- The 8 scrum penalties conceded by Italy were the most in the Six Nations. Giosue Zilocchi has continued in the number 3 shirt even after his roasting in Rome at the hands of Rory Sutherland. Will Franco Smith keep faith in the young tighthead and see if he can redeem himself – potentially against the same opponent?
This will be the 7th time in the last 10 years that these two sides have met on Italian soil.
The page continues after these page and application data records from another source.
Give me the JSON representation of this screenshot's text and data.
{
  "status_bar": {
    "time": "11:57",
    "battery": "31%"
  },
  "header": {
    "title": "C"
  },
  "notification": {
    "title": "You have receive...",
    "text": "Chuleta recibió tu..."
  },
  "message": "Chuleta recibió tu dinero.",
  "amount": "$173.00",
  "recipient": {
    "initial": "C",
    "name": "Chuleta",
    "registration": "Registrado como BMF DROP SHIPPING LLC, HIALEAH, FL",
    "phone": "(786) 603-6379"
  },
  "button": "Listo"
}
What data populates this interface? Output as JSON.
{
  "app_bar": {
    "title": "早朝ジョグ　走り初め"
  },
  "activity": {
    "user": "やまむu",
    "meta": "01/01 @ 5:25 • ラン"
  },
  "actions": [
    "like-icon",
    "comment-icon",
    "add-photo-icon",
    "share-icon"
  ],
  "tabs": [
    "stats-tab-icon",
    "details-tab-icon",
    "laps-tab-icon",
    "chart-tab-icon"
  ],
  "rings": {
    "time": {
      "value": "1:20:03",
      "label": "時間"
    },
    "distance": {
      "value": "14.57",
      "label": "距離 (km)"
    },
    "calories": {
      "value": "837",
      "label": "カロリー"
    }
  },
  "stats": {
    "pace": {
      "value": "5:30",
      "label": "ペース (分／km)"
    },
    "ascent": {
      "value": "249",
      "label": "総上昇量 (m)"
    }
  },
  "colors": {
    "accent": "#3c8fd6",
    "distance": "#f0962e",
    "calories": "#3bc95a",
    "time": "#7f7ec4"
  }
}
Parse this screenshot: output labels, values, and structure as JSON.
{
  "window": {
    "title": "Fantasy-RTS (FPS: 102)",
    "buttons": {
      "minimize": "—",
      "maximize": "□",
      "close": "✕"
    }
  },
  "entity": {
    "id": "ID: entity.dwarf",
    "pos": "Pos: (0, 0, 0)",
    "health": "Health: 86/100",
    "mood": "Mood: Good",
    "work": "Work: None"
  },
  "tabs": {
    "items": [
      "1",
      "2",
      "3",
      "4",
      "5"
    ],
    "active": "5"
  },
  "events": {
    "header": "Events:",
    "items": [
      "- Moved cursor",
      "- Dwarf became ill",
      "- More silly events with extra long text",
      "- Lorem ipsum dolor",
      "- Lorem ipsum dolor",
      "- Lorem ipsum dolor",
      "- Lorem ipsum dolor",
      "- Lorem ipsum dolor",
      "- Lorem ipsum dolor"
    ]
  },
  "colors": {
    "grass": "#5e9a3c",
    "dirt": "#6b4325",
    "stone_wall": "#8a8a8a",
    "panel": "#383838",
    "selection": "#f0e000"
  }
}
The head to head looks like this from Scotland’s perspective:
L W W W W W
Most recent meeting in Italy:
Italy 0 – 17 Scotland
212 – tackles attempted by Italy (they missed 31 of them). Scotland really worked over the Italian defence but imprecision (a sloppy pass here, a wee knock on there) stopped the dark blues from grabbing the big win that was there for the taking.
The Scottish Rugby Blog match report from that game is here.
Referee: Luke Pearce (England)
Assistant Referee 1: Karl Dickson (England)
Assistant Referee 2: Christophe Ridley (England)
TMO: Wayne Barnes (England)
Scotland’s only previous encounter with Mr Pearce was the home game against Italy in 2019. While the result might have been positive the discipline scoreboard was a bit of a shocker, with 11 penalties conceded (to the Italians 4) and Simon Berghan sent to the sin bin. To top it all off, a Stuart Hogg wonder try was chalked off for a non-existent bit of obstruction!
This is where Scotland have to take responsibility themselves though. The dark blues’ own indiscipline was pretty much the only thing that kept Italy in the game that day. Whatever tone the ref sets, Scotland need to adapt and follow it and not present the Italians with opportunities for easy territory or points.
Scotland’s previous game with Mr Pearce in charge:
- 2019 – beat Italy (H)
Penalties: 15 (For 4 – 11 Against)
Cards: 1 YC (Simon Berghan)